[translation from RIA Novosti for personal use only]
WORLD POLITICS IN 2003: A FORECAST
By Andrei RYABOV, Scholar-in-Residence, Carnegie Moscow Centre
And so, 2003 has come. What should we expect from it? One thing is more or less definite: there will be no radical changes in the system of international relations or domestic policy of the leading countries. The part of humanity that has grown used to living in conditions of modern industrialised civilisation, with its advantages and comforts (and Russia is part of it, despite reservations) will be gladdened by such forecasts.
On the other hand, some countries may engage in social experiments. On January 1 President Luiz (Lula) Ignacio da Silva, known for his leftist views, officially assumed power in Brazil, which many political scientists have long regarded as a potential superpower (it has such prerequisites as a vast territory, natural riches and high technologies). He may attempt to apply his leftist views in practice in order to improve Brazilian society, where the gap between the rich and the poor is very deep.

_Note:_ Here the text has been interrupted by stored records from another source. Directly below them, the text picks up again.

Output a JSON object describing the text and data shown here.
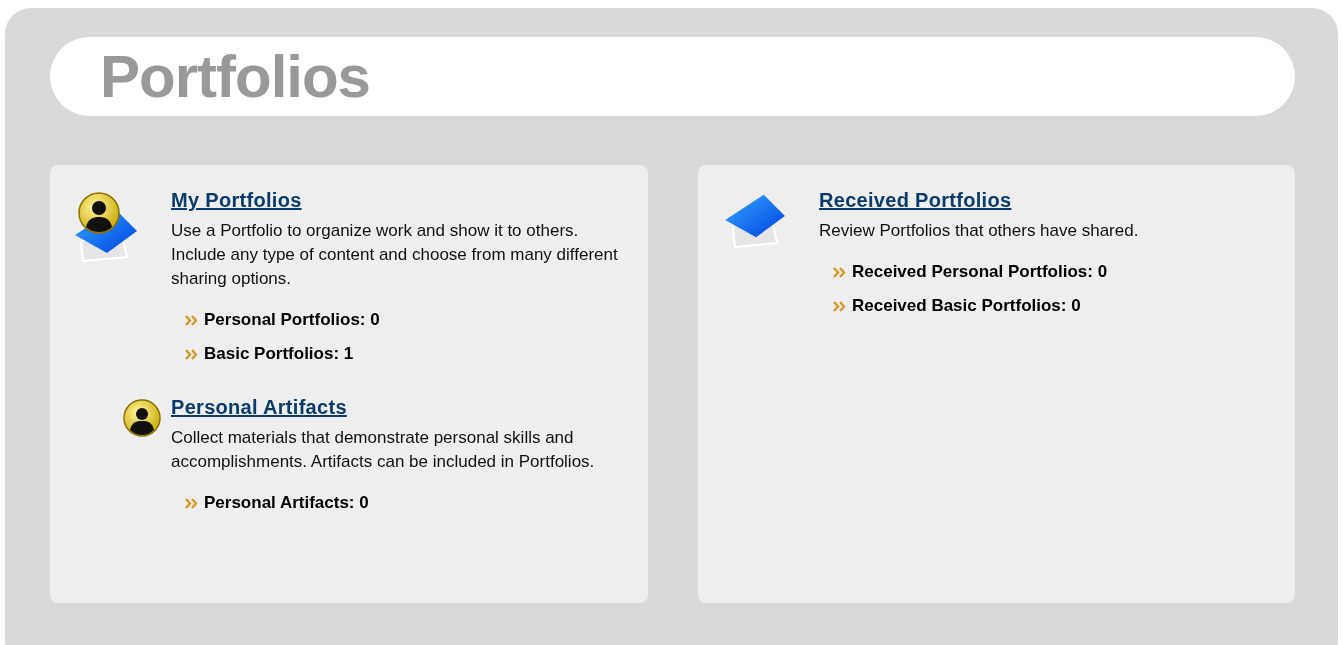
{
  "page_title": "Portfolios",
  "panels": [
    {
      "sections": [
        {
          "kind": "portfolio-user",
          "title": "My Portfolios",
          "description": "Use a Portfolio to organize work and show it to others. Include any type of content and choose from many different sharing options.",
          "items": [
            "Personal Portfolios: 0",
            "Basic Portfolios: 1"
          ]
        },
        {
          "kind": "user",
          "title": "Personal Artifacts",
          "description": "Collect materials that demonstrate personal skills and accomplishments. Artifacts can be included in Portfolios.",
          "items": [
            "Personal Artifacts: 0"
          ]
        }
      ]
    },
    {
      "sections": [
        {
          "kind": "portfolio",
          "title": "Received Portfolios",
          "description": "Review Portfolios that others have shared.",
          "items": [
            "Received Personal Portfolios: 0",
            "Received Basic Portfolios: 0"
          ]
        }
      ]
    }
  ]
}
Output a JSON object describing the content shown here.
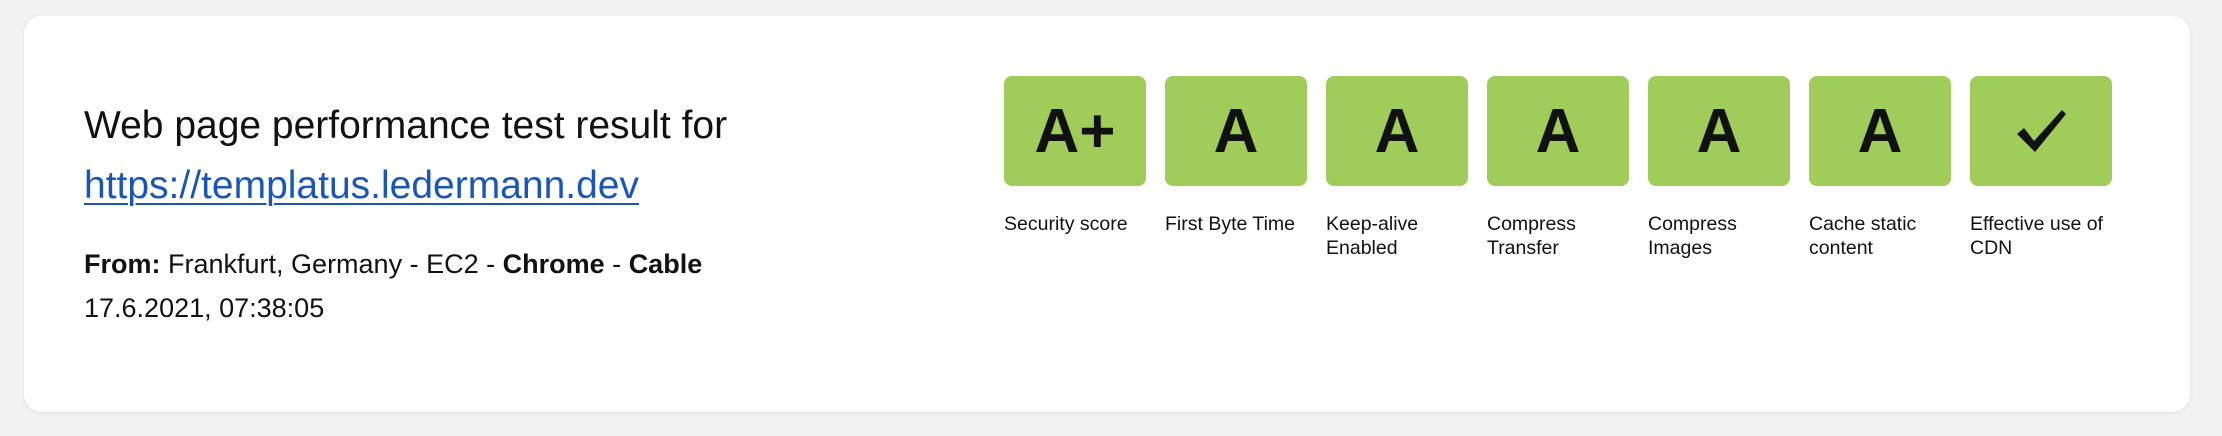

But it is clear that if the new president of the leading Latin American country acts too resolutely, capital, which needs seconds to move from one continent to another at the beginning of the 21st century, will leave his blessed land. But if Lula finds the magic formula for redistributing part of the wealth in favour of the poor and at the same time ensure economic growth, it will certainly become a social discovery of the year.
This year the united Europe - or rather, the European Union that symbolises it - will grow stronger still. Denmark and Sweden will hold referendums on joining the Euro zone and few people doubt their outcome. After that only three countries of the Old World - Britain, Switzerland and Norway - will remain outside the zone of the new currency. For Britain, joining the Euro zone will be a matter of time, just as the accession to the EU of the last remaining non-EU countries of Western Europe.
Looking at the success of European integration, the governments of countries located on other continents will try to make use of this positive experience. The countries of East Asia including such economic giants as Japan and China are already discussing the possibility of creating a common economic zone. The leaders and their wise advisers in Gulf monarchies, as well as the presidents and premiers of Tropical Africa are pondering the possibility of introducing a common monetary unit. The Russian leadership should get down to analysing these issues. I don't mean the wishful idea of joining Europe, where nobody wants Russia, but the creation of a common currency for at least a part of the former Soviet countries.
The war on Iraq will be most probably launched in 2003.
And, contrary to recent forecasts, the USA will fight it not jointly with its trusted ally, Britain, but with the assistance of a broad coalition of states, including such leading countries of the Moslem East as Turkey and Saudi Arabia. In this case Saddam Hussein will hardly keep the reins of power. But this will not be a global catastrophe.
The threat of terrorist acts against citizens and vital facilities in industrialised countries, including Russia, will grow in 2003. But not because of Saddam. Simply, the terrorist machine has been activated and will work for many more years. There will hardly be any changes in the struggle against international terrorism. In this context, Russia should probably work more persistently for putting organisations, financial structures and individuals who took part in organising explosions of civilian facilities and taking hostages on international black lists - with all of the ensuing consequences for these organisations and persons.